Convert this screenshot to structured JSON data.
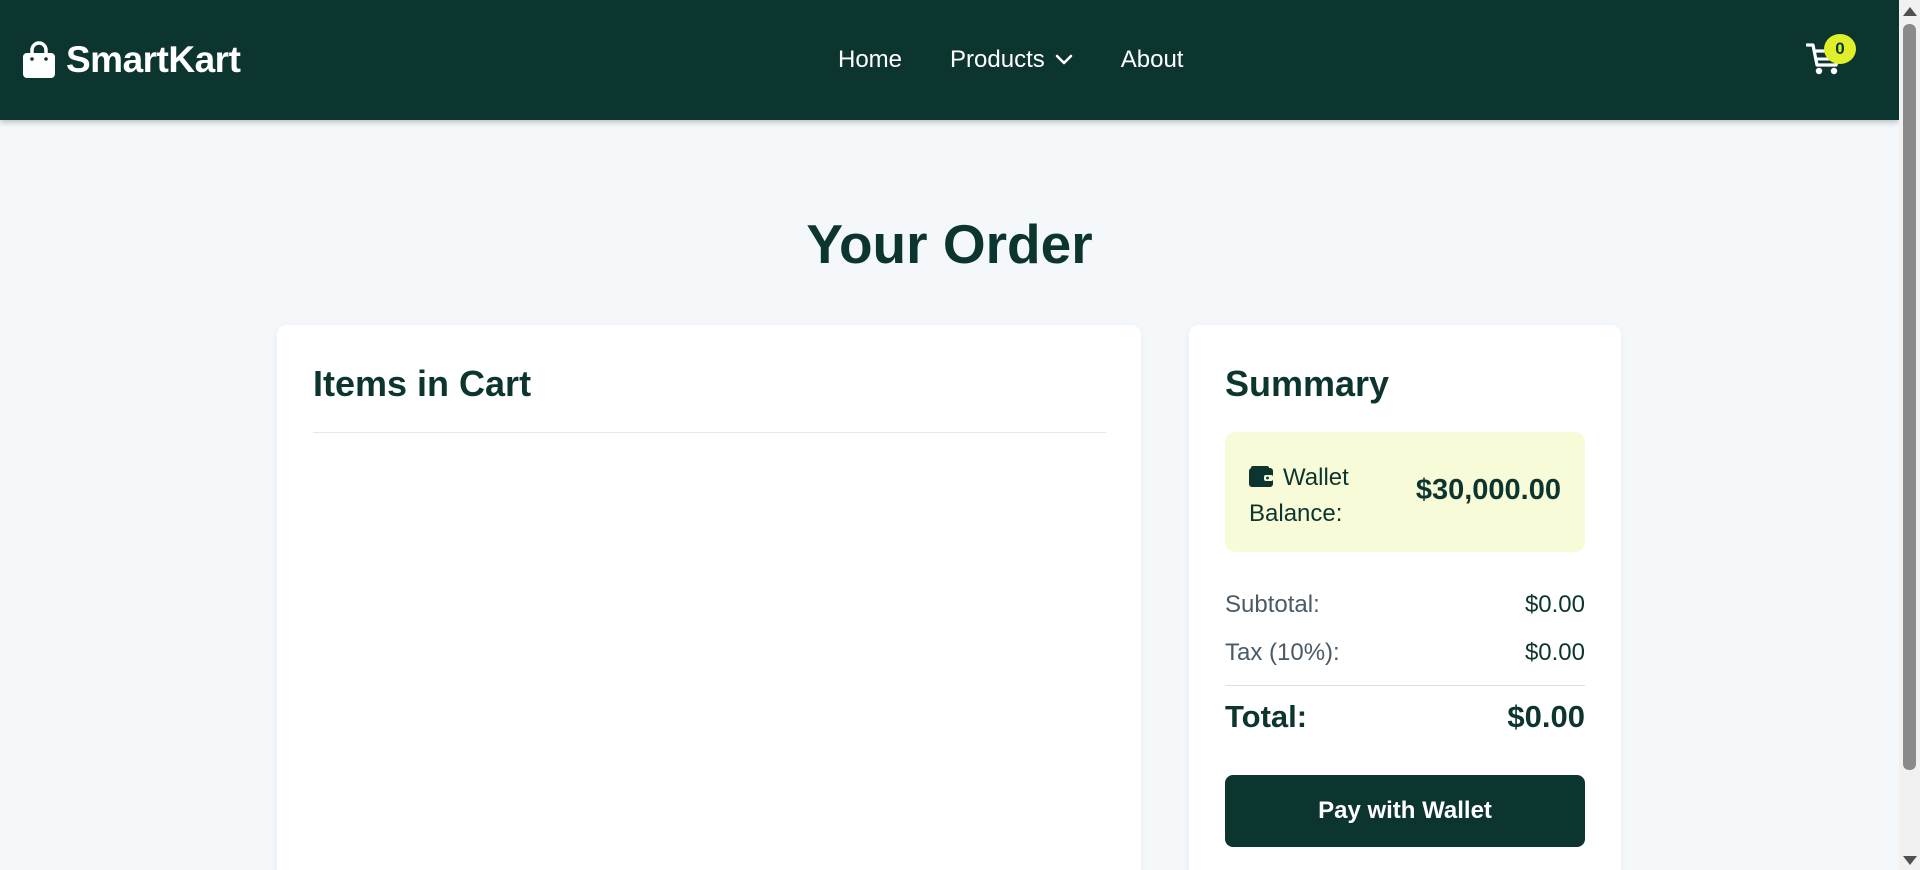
{
  "header": {
    "brand": "SmartKart",
    "nav": [
      {
        "label": "Home"
      },
      {
        "label": "Products",
        "icon": "chevron-down-icon"
      },
      {
        "label": "About"
      }
    ],
    "cart_count": "0"
  },
  "page": {
    "title": "Your Order"
  },
  "cart": {
    "title": "Items in Cart",
    "items": []
  },
  "summary": {
    "title": "Summary",
    "wallet_label": "Wallet Balance:",
    "wallet_balance": "$30,000.00",
    "subtotal_label": "Subtotal:",
    "subtotal_value": "$0.00",
    "tax_label": "Tax (10%):",
    "tax_value": "$0.00",
    "total_label": "Total:",
    "total_value": "$0.00",
    "pay_button": "Pay with Wallet"
  },
  "colors": {
    "primary": "#0d3530",
    "badge": "#dfef2a",
    "wallet_bg": "#f7fbd8",
    "page_bg": "#f4f8fb"
  }
}
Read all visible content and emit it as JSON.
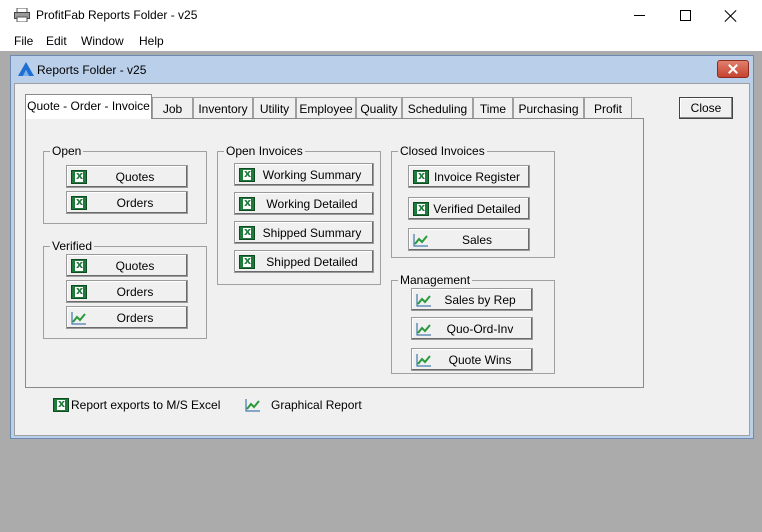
{
  "app": {
    "title": "ProfitFab Reports Folder - v25",
    "menu": [
      "File",
      "Edit",
      "Window",
      "Help"
    ]
  },
  "child": {
    "title": "Reports Folder - v25",
    "close_label": "Close"
  },
  "tabs": [
    "Quote - Order - Invoice",
    "Job",
    "Inventory",
    "Utility",
    "Employee",
    "Quality",
    "Scheduling",
    "Time",
    "Purchasing",
    "Profit"
  ],
  "groups": {
    "open": {
      "label": "Open",
      "buttons": [
        "Quotes",
        "Orders"
      ]
    },
    "verified": {
      "label": "Verified",
      "buttons": [
        "Quotes",
        "Orders",
        "Orders"
      ]
    },
    "open_invoices": {
      "label": "Open Invoices",
      "buttons": [
        "Working Summary",
        "Working Detailed",
        "Shipped  Summary",
        "Shipped Detailed"
      ]
    },
    "closed_invoices": {
      "label": "Closed Invoices",
      "buttons": [
        "Invoice Register",
        "Verified Detailed",
        "Sales"
      ]
    },
    "management": {
      "label": "Management",
      "buttons": [
        "Sales by Rep",
        "Quo-Ord-Inv",
        "Quote Wins"
      ]
    }
  },
  "legend": {
    "excel": "Report exports to M/S Excel",
    "graph": "Graphical Report"
  }
}
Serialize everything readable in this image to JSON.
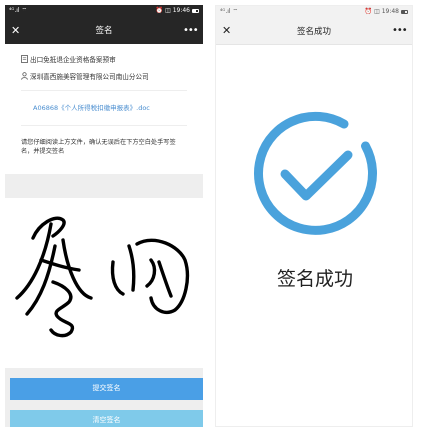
{
  "left": {
    "status": {
      "left": "⁴ᴳ.ıl ⌔",
      "right": "⏰ ◫ 19:46"
    },
    "title": "签名",
    "close": "✕",
    "more": "•••",
    "doc": {
      "title": "出口免抵退企业资格备案预审",
      "company": "深圳喜西施美容管理有限公司南山分公司",
      "file": "A06868《个人所得税扣缴申报表》.doc",
      "instruction": "请您仔细阅读上方文件，确认无误后在下方空白处手写签名，并提交签名"
    },
    "submit_label": "提交签名",
    "clear_label": "清空签名"
  },
  "right": {
    "status": {
      "left": "⁴ᴳ.ıl ⌔",
      "right": "⏰ ◫ 19:48"
    },
    "title": "签名成功",
    "close": "✕",
    "more": "•••",
    "success_text": "签名成功"
  },
  "colors": {
    "dark_header": "#262626",
    "light_header": "#f2f2f2",
    "link": "#4a8ed0",
    "primary_button": "#4a9fe6",
    "secondary_button": "#7fcaea",
    "success_ring": "#4aa2dc"
  }
}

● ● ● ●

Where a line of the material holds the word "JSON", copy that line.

◆ **EXERCISE RESPONSE**:
Convert this screenshot to structured JSON data.
Read all visible content and emit it as JSON.
Serialize everything readable in this image to JSON.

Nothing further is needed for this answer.